The Witcher 3 is coming to the next generation!--- The Witcher (@witchergame) September 4, 2020
A visually and technically enhanced version of the game will be available for purchase for PC and next-gen consoles & as a free update for owners of the game on PC, @Xbox One and @PlayStation 4.
More: https://t.co/JclubxpJim pic.twitter.com/gWCJzST3vr
Free upgrades to the new systems is a growing trend with this generation of consoles. It's a relatively new concept. In the past, developers rarely bothered with next-gen upgrades at all, and when they did it was usually well after launch and never for free.
Of course, this is not too unusual for a player-centric developer like CD Projekt Red. It has already said customers who purchase Cyberpunk 2077 on Xbox One will get a free XBSX upgrade when it is available. But other developers like EA, which are well known for their greed, are jumping on the free upgrade bandwagon too.

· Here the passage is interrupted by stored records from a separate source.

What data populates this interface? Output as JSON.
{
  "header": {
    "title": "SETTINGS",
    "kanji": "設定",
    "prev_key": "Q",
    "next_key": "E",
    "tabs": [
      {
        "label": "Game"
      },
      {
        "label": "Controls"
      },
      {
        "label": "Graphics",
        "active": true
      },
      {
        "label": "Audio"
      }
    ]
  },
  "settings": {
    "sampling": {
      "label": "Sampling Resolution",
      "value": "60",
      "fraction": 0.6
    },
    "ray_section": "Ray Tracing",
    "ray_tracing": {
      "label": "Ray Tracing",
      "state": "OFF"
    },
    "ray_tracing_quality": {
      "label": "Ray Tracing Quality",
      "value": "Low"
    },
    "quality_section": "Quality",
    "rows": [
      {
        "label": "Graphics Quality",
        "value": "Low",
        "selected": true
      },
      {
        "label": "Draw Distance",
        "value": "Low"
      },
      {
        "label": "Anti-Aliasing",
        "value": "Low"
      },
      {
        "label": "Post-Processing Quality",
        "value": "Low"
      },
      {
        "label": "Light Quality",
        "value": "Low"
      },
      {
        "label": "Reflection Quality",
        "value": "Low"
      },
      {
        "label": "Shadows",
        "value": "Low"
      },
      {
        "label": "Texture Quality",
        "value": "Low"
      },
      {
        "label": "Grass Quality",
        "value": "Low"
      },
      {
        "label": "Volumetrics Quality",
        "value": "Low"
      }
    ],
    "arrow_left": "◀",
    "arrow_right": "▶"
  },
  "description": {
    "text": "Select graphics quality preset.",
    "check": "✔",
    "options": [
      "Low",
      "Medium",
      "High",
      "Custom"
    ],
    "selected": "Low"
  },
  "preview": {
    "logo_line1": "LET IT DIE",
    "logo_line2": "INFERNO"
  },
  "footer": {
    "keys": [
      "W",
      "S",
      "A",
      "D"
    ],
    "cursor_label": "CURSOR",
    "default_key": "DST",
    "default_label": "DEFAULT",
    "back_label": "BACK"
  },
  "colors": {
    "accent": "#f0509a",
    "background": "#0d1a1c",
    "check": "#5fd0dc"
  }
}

It makes one wonder what is in it for the developer other than great publicity. The Witcher 3 is a five-year-old title. So it's not like it is a recent release trying to make it out on both consoles. Are Sony and Microsoft making it worthwhile for studios to do this? It is certainly something that will push console sales, but how does that translate for the developers?